Making small and meaningful changes will help the team perform more efficiently and effectively.
Kanban software development centers on the Kanban board, either a physical one in the office located in a prominent position for the whole team to view and access or as in recent times, a virtual one using software. The main purpose of the board is to create a shared understanding of value flow. However, the board does more than visualize workflow steps, it also highlights where bottlenecks are formed in the process.
To visualize your work, identify distinct steps or stages your work goes through as it moves from ‘To Do’ to ‘Done’. These will become columns on your board. Some boards may just have ‘To Do’, ‘In Progress’ and ‘Done’ columns.
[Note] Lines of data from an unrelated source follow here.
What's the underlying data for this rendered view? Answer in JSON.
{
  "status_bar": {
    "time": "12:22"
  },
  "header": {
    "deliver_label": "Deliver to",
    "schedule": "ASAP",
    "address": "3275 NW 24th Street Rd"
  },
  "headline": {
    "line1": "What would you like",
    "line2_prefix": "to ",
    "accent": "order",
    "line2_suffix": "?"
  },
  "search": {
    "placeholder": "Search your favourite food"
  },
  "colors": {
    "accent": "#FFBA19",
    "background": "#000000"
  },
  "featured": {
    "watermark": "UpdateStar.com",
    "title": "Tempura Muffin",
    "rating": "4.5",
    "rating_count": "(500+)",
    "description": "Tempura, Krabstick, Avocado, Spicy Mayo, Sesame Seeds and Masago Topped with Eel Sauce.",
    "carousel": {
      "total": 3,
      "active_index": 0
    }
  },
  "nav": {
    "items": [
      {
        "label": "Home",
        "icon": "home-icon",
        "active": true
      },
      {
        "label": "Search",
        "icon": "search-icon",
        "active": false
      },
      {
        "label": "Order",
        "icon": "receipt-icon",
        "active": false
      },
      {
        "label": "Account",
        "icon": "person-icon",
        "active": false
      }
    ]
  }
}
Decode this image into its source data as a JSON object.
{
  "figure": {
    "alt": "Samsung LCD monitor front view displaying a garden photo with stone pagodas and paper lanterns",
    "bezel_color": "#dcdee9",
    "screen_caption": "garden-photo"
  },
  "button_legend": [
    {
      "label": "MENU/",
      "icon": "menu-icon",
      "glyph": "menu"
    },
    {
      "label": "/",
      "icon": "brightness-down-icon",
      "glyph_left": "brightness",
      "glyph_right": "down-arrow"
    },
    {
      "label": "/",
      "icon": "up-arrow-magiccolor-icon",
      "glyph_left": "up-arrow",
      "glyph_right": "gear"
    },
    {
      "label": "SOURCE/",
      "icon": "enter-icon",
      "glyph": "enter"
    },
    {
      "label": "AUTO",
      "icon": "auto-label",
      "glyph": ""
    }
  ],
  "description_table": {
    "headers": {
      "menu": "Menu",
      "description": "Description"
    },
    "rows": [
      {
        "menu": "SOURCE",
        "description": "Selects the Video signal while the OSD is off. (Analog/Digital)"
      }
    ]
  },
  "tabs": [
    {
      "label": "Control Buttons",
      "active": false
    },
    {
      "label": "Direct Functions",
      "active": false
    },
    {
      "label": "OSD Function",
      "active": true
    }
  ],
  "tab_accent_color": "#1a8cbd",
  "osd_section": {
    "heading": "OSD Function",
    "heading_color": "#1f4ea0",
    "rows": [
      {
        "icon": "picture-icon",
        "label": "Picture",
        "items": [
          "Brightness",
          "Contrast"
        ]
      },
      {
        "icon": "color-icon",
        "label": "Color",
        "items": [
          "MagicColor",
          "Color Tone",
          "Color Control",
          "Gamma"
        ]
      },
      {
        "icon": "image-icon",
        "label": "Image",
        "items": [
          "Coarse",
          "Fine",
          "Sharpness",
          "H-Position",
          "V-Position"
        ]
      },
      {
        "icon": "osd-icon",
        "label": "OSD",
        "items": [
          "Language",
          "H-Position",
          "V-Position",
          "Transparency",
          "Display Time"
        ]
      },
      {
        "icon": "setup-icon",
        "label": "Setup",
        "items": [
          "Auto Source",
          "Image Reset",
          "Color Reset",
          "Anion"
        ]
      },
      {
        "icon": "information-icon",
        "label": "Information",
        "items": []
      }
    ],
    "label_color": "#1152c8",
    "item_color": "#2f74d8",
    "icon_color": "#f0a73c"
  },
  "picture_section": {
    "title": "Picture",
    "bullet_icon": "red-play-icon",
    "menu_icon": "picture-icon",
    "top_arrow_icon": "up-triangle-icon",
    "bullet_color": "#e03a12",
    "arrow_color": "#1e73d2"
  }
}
For a Kanban software development team, some examples of the columns created on the board include: ‘Design’, ‘Code’, ‘Unit Test’, ‘Code Review’, ‘UAT’ & ‘Prod’.
Each project or initiative should be allocated a horizontal swimlane.
Pro-tip: If using a physical board, it is beneficial to use a magnetic one so magnets can be used as well as post it notes, which tend to fall off after a while.
Every work item is visualized as a separate card placed on the Kanban board. Cards are moved from left to right to show progress and to help coordinate teams performing the work. The main purpose of the card is to give team members something to track as it moves throughout the workflow. This makes invisible work visible.
Each card can contain critical information about the work item it represents. If a physical board is being used, then there is a limit of how much information can be displayed on each card. One way around this is for a team to also use issue tracking software like Jira and to raise a digital ticket too for each work item. This method allows for the meaty details to be contained in the Jira ticket and for the bare essentials details to be displayed on the card like Jira id, work item name and an estimate of effort. The advantage of tracking software is the history of a work item is stored for future reference and all team members can access and update the tickets.
Another advantage is it allows Agile methodology to be performed so epics can be created to group work items, for example, in Jira, an epic is created for each project. Each epic can then be assigned a swimlane on the physical board.
There are different flavors of Kanban Boards and Cards. One flexible way is to assign Avatars for each team member often chosen by each individual and maybe as part of a theme. The avatars can be attached to magnets and are separate from the Kanban Cards. Each member only has one avatar as they can only work on one piece of work at a time. Their avatar is positioned on top of the card they are currently working on.
Magnetic Markers can also be used to highlight work on a card since the last stand up meeting i.e. a small green marker for any work completed and red markers for any blockers. These quickly allow the presenter at the stand up meetings to identify the progress or lack of progress and any blockers of work since the last stand up meeting for discussion. Once discussed, the green markers are removed from the cards, ready for today’s work to be tracked.
Once a board has been created, it becomes the centerpiece for at least two regular meetings:
These meetings aim to focus on optimizing the flow that can help development teams stay productive and efficient by moving existing cards off the board.
Kanban software development focuses on visualizing the entire project on boards in order to increase project transparency and collaboration between team members. The aim is to control and manage the flow of work, represented by Kanban cards so that the number of work entering the process matches those being completed.
Follow the four principles of the Kanban process for your team to consistently deliver high quality software.